[dropcap]Y[/dropcap]ears ago, New Zealand’s angling legend Hughie McDowell, a transported Irishman, was my guide for most of a month on North Island. Aside from being a guide he was a world class competitive fly angler, masterful fly tyer, competent instructor and author. He taught me the nuances of fly fishing for trouts.
Later, when I moved to South Florida, good fortune introduced me to my now good friend, Steve Kantner. A very experienced fly fishing guide, casting instructor, fly tier and author. Steve taught me the nuances of fly fishing for tarpon, snook, redfish, largemouth bass, bluefish, sharks and myriad of other species common to walk-in spillways, canals, ponds, salt marshes, beaches, piers and the Everglades.
The teaching that both of these extremely experienced anglers employed without ever using the word, was STEALTH of approach
I was reminded of that word when fishing the Chattahoochee River in the foothills of Appalachian Mountians of Georgia on a hot evening this July. The trouts were wary. Rain had been scarce, tailwater dam releases hadn’t muddied the water, and it was low.
There were three anglers in view
Two guys were adorned as if preparing for an outdoor outfitters ad shot. They fished the far side from me and were wading. The third angler was a gal. She wore dungarees, a dark multi-pocketed long-sleeve shirt and a black felt cowboy hat accessorized with an uncountable number of flies. She fished from my side of the river from shore, when she could.
In the half hour or so of observing both success and failure, the purposefulness of STEALTH was recalled. The gal stayed low, in the shadows and advanced cat-like. She watched for up to a minute what each step brought into view. When sections obstructed her view she advanced from further back from the waters edge.
When she cast (never a false cast) it was never more than +/- 20-feet. Of maybe a dozen or so casts observed, before she disappeared around the bend, she landed four rainbow trouts and lost two unknown animals.
She had nothing on her person that shined. No lanyard with sparkling, clanging tools. No earrings, rings or watch. Not anything that would have easily distinguished her as a ‘shinny’ trout threat. She was able to get close and was unseen because of her STEALTH. She worked hard to catch fish. The lads, well they just looked good, doomed to just fish.

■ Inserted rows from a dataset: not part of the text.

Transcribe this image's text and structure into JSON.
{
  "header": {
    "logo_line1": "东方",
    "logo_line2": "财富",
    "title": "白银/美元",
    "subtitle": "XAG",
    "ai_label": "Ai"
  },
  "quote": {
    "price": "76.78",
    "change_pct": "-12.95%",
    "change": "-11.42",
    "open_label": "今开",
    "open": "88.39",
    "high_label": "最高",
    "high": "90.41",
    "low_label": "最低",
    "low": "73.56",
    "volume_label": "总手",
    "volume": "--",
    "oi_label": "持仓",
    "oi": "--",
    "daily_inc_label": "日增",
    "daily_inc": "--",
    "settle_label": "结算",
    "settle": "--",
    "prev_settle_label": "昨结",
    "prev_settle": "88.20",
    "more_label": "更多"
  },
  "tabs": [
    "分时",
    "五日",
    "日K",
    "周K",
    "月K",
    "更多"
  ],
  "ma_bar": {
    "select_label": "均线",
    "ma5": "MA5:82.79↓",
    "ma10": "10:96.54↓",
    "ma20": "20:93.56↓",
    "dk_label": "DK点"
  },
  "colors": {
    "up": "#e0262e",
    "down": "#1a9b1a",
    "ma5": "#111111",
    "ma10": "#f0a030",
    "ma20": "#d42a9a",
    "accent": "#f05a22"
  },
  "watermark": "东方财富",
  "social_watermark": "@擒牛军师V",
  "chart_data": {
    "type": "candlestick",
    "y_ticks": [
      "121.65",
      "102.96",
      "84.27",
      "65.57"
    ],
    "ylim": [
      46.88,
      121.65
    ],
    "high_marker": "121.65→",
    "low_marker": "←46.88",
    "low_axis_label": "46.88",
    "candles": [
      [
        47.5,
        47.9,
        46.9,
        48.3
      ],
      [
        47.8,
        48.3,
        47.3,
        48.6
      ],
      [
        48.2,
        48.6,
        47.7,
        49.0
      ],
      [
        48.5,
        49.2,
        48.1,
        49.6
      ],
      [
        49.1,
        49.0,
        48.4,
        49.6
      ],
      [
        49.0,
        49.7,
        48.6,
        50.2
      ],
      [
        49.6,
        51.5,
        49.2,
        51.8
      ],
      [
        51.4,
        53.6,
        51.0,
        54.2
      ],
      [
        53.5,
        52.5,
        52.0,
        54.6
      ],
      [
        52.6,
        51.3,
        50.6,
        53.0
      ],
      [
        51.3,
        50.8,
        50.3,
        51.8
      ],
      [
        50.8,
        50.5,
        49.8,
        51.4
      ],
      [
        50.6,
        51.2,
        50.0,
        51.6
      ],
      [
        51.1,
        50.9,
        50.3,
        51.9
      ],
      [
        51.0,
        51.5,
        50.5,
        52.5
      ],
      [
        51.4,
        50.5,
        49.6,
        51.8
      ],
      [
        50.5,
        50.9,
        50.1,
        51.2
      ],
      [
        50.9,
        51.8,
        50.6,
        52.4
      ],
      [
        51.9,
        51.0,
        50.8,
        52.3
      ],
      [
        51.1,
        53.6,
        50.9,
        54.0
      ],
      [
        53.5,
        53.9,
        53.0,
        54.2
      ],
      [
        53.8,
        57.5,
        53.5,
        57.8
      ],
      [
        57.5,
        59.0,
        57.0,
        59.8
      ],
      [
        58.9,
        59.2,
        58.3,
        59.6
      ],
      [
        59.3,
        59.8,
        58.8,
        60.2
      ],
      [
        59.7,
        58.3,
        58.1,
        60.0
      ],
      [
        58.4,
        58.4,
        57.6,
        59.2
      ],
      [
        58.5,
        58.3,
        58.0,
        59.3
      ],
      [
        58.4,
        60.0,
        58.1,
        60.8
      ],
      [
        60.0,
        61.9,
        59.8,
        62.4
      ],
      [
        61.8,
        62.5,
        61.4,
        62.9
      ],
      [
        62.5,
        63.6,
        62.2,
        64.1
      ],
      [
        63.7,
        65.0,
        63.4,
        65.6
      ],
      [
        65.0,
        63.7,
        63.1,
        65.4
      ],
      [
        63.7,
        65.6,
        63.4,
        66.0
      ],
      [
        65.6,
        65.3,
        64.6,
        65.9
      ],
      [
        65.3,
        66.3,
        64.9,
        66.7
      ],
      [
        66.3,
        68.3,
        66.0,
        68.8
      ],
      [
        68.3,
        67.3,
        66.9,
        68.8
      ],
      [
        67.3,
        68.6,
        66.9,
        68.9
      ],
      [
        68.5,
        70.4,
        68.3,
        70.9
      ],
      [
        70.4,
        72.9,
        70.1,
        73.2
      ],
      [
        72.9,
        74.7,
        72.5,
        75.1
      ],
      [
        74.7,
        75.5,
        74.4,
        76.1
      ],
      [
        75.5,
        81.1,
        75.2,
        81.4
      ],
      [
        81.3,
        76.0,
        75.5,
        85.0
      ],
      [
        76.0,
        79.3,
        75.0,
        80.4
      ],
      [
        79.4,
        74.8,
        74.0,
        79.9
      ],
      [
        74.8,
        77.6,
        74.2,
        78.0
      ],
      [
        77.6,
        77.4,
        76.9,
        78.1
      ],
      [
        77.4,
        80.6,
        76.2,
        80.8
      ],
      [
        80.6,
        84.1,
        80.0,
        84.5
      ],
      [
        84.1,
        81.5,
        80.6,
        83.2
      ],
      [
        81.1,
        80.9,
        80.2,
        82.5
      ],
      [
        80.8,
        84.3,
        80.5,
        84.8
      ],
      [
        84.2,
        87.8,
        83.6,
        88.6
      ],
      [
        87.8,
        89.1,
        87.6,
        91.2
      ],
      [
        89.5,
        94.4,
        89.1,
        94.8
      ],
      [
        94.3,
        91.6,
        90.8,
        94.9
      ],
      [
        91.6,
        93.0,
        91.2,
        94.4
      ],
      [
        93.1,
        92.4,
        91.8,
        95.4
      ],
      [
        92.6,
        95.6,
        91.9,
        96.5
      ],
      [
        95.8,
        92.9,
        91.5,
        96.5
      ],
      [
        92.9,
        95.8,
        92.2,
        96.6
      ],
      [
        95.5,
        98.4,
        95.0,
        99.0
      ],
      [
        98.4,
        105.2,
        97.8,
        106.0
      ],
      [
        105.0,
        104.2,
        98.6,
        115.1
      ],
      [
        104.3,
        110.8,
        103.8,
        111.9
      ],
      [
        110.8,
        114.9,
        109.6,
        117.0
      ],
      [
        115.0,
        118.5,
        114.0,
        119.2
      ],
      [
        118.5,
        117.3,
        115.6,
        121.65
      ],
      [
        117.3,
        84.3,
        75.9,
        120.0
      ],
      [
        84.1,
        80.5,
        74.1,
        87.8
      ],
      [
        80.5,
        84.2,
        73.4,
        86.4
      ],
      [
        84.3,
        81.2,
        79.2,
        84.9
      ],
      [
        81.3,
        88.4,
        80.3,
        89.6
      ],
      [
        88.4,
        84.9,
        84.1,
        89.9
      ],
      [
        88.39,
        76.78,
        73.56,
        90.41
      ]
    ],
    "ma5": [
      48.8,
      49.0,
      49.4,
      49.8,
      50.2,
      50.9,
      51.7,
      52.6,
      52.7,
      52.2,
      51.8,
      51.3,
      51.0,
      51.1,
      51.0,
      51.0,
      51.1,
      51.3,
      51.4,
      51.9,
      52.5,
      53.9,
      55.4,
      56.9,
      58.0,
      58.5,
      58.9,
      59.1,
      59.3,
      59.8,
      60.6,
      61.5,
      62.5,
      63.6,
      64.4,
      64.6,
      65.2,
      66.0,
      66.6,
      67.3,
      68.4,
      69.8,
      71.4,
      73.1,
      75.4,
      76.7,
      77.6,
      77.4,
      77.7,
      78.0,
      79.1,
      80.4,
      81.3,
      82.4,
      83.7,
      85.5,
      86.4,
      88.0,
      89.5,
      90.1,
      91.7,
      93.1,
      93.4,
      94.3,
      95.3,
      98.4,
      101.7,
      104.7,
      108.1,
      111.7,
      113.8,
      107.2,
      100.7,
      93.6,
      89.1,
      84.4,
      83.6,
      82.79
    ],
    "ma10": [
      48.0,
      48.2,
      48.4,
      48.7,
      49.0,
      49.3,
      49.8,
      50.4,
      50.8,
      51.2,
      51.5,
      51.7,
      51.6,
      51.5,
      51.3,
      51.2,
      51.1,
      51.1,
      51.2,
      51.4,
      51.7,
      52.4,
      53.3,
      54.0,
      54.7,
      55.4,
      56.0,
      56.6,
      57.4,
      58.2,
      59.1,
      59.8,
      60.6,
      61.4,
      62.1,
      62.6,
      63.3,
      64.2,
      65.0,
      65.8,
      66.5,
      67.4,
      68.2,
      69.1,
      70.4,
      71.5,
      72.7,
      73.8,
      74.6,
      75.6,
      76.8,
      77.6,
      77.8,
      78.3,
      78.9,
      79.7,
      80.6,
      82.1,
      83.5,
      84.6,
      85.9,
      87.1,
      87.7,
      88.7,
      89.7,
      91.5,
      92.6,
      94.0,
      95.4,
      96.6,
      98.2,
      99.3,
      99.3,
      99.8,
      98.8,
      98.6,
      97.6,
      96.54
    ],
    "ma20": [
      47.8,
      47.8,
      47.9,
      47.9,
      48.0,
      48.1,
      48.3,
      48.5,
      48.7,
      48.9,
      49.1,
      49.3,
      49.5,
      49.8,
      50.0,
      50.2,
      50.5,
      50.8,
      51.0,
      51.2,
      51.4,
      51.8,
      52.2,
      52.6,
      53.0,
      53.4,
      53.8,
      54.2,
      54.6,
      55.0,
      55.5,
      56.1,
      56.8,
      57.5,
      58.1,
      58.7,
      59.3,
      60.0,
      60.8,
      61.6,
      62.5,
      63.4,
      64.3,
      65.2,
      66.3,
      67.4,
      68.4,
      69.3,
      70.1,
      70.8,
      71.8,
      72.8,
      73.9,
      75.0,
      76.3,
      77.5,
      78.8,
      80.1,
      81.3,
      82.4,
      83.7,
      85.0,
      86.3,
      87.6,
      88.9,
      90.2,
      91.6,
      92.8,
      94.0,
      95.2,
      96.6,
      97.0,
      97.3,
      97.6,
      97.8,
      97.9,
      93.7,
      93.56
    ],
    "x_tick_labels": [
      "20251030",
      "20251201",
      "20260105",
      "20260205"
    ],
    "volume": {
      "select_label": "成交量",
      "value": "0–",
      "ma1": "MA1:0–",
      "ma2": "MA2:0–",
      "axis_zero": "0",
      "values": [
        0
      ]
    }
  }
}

The water is a noisy place
Fish, because of the wide range of noise in their environment and the importance of sound to their survival, have developed unique systems for detecting sound.
Essentially, there are two effects. The first, called “particle displacement,” causes a back-and-forth motion of particles in the water. These sounds are in the near field, about 20- to 30-feet from the source – detected by a fish’s inner ear or by its lateral line.
The second is called “sound pressure.” A change in water pressure that resembles a sine-wave moving through the water. This “far field” effect is more important farther away from the source of the sound. Far-field sounds are detected by the fish’s inner ear and, if it has one, by its swim-bladder, which often works as an amplifier or resonator in combination with the inner ear.
A fish doesn’t have to see its prey or predator to know exactly where it is, its shape, size or whether prey or predator. A tarpon, for example, at 6-feet away on a pitch black night in muddy water can, with its hearing and lateral line, ‘touch’ its prey. ‘Touch’ as in if you felt something with your hand.
When you are fast wading a stream you are notifying fish of your presence. The same indicator warns and alarms fish by banging around on a boat deck or talking loudly.
False casting can create a shadow and when it lines the fish – adios
A Fisherman’s Ocean by David Ross
Steve Kantner’s new book, Ultimate Guide to Fishing South Florida on Foot, is worth every word to a serious South Florida angler.